January 8, 2009 — The University of Virginia offers students the best education for their money of all the nation's public universities, according to "Best Value Colleges for 2009," a ranking released today by The Princeton Review and USA TODAY.
Based on surveys of administrators and students at more than 650 public and private colleges and universities, The Princeton Review measured more than 30 factors in three general areas: academics, cost of attendance and financial aid. It announced its rankings of the top 50 public and private universities in today's edition of USA TODAY, and during a morning appearance on NBC's "Today" show.
“Few schools can match University of Virginia’s potent combination of phenomenal faculty, intelligent students, remarkable intercollegiate sports, and extraordinary academics. Indeed, students are continually impressed by the high caliber of opportunities available to them, both within the classroom and outside it. Notably, unlike other public institutions, there doesn’t seem to be a tendency for UVA students to be lost amid the paperwork and bureaucracy. Professors are accessible and devoted; many go out of their way to ensure that students are comfortable with the material.”
It continued. “UVA exerts a tremendous effort to ensure its undergraduates have access to an affordable education. Between grants, loans, work-study, and numerous scholarships, students are able to find a means of financial support.”
Announcing the rankings this morning on NBC’s “Today” show, Princeton Review vice president and publisher Robert Franek called U.Va. “an amazing school” with “engaging faculty members, exceptional students and a great value.”
“They’re able to do the near impossible, which is to meet 100 percent of a student’s need,” he said. “Schools can do the impossible. Some don’t charge tuition at all, and some say ‘We’re going to take financial aid away from being a stressor for the family.’ And U.Va. is one of those.”
U.Va. President John T. Casteen III lauded the support of alumni, parents and friends and the work of faculty and staff in maintaining the University's quality — especially in tough economic times.
He stressed the continuing — and growing — importance of the University's AccessUVa financial aid program in keeping U.Va. affordable for all qualified students, regardless of their income.
"By providing a superior education at a good price and with appropriate sources of financial aid for students from various economic circumstances, we aim to level the playing field for our nation's young people," Casteen said. "The current economic crisis has brought special challenges to families who are increasingly hard-pressed to pay education costs.
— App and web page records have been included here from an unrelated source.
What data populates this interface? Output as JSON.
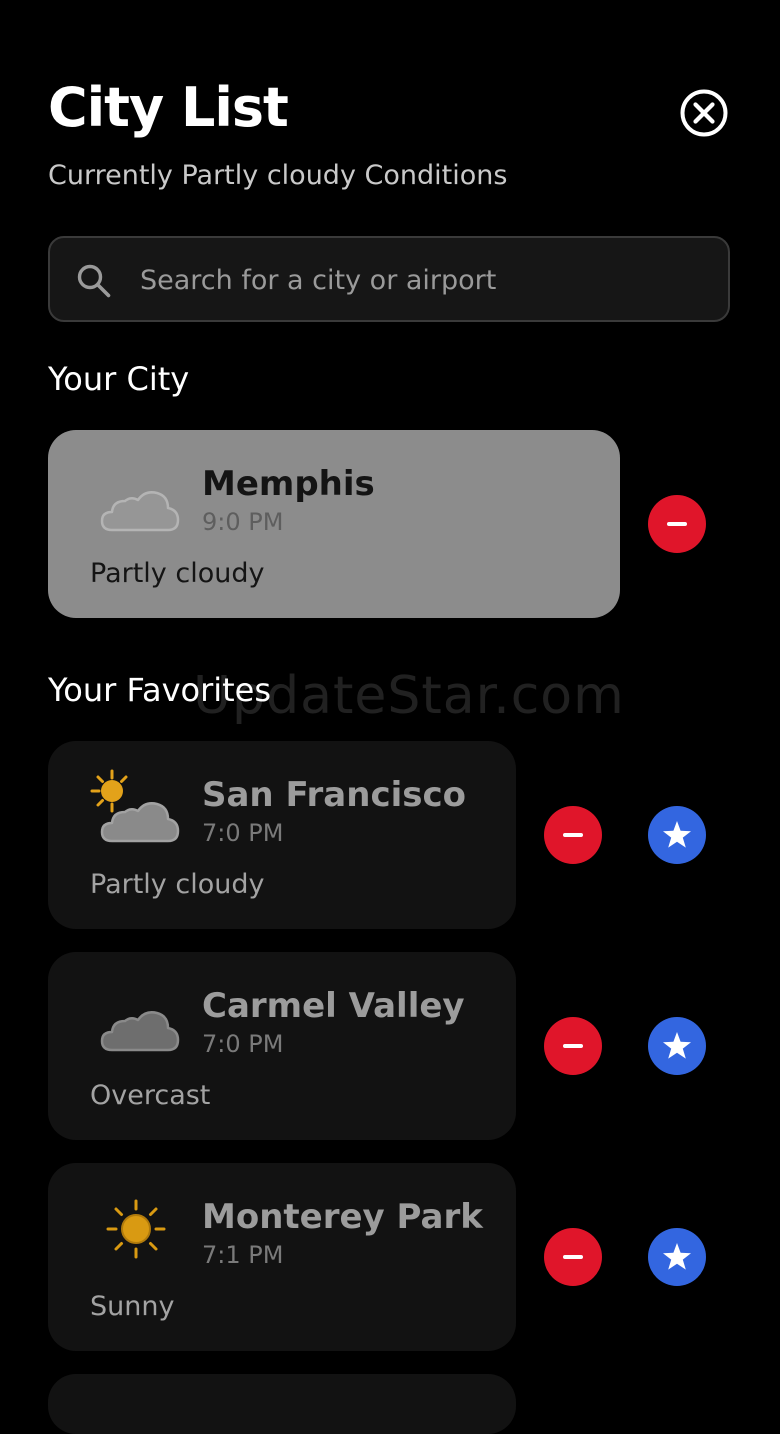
{
  "header": {
    "title": "City List",
    "subtitle": "Currently Partly cloudy Conditions",
    "close_icon": "close-circle-icon"
  },
  "search": {
    "placeholder": "Search for a city or airport",
    "value": "",
    "icon": "search-icon"
  },
  "your_city": {
    "heading": "Your City",
    "city": {
      "name": "Memphis",
      "time": "9:0 PM",
      "condition": "Partly cloudy",
      "icon": "moon-cloud-icon"
    }
  },
  "favorites": {
    "heading": "Your Favorites",
    "items": [
      {
        "name": "San Francisco",
        "time": "7:0 PM",
        "condition": "Partly cloudy",
        "icon": "sun-cloud-icon"
      },
      {
        "name": "Carmel Valley",
        "time": "7:0 PM",
        "condition": "Overcast",
        "icon": "cloud-icon"
      },
      {
        "name": "Monterey Park",
        "time": "7:1 PM",
        "condition": "Sunny",
        "icon": "sun-icon"
      }
    ]
  },
  "watermark": "UpdateStar.com",
  "colors": {
    "background": "#000000",
    "remove": "#e0152a",
    "favorite": "#3366e0",
    "current_card": "#8c8c8c",
    "card": "#121212"
  }
}
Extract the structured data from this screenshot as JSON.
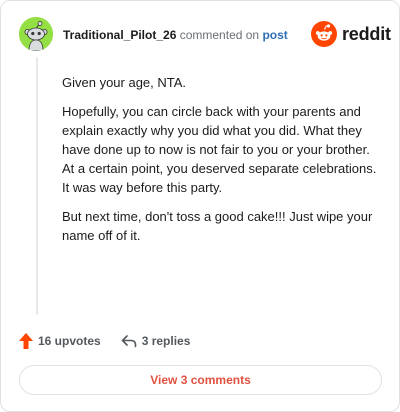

Even as our nation's colleges and universities face new budget shortfalls and funding reductions, it is more important than ever that we keep education affordable."
Under the AccessUVa plan, U.Va. meets 100 percent of students' demonstrated financial need. Students whose family incomes are 200 percent of the federal poverty line or below receive loan-free, all-grant aid packages; all other students, regardless of their state residency, have the maximum amount of their need-based loans capped at approximately 25 percent of U.Va.'s in-state cost of attendance over four years, meeting all need above that amount with grants.
The "Best Value" rankings used data from the 2007-08 academic year, when the estimated total cost of attendance — including tuition, fees and other expenses (including room, board, laundry/cleaning, books/supplies and other personal expenses) — was $18,993 for in-state students and $38,243 for out-of-state students. Of that, tuition accounted for just $6,628 for in-state students and $25,643 for out-of-staters.
In the current year, the estimated total cost of attendance is slightly higher: $20,292 for Virginians (including $7,121 in tuition) and $40,592 for non-Virginians ($27,203 tuition). Tuition, fees, housing and meal plan costs for the 2009-10 academic year have not yet been set.
Academically, U.Va. was rated as the nation's No. 2 public university and among the top 25 of all national universities in the most recent rankings by U.S. News & World Report, and has ranked either first or second for each of the 12 years that the magazine has listed public colleges separately. In May, Forbes magazine reported that the Washington, D.C.-based Center for College Affordability and Productivity ranked U.Va. No. 1 among all national public universities, based on student-satisfaction surveys and achievements. Also, the 2007 edition of the Newsweek/Kaplan "How to Get Into College Guide" cited U.Va. as one of 25 "New Ivies" — one of only four public universities so mentioned.
Given its affordability and high academic rankings, U.Va. unsurprisingly has a history of being recognized for its value. Kiplinger's Personal Finance magazine featured U.Va. and ranked it third nationally in "100 Best Values in Public Colleges," published in its December issue. The most recent U.S. News rankings listed U.Va. 16th in its "Great Schools, Great Prices" category.
"We have earned this reputation for affordable excellence because we have expert fiscal managers who handle our resources wisely, because of our top-notch faculty and students, and because of our shared commitment to access and affordability," Casteen said.
Virginia ranked No. 4 in The Princeton Review's previous "Best Value" rankings, announced in April 2007, and No. 7 in its March 2006 rankings.
The College of William & Mary took third in the 2009 "Best Value" rankings of public institutions, giving Virginia universities two of the top three spots.
Swarthmore College topped the private school rankings.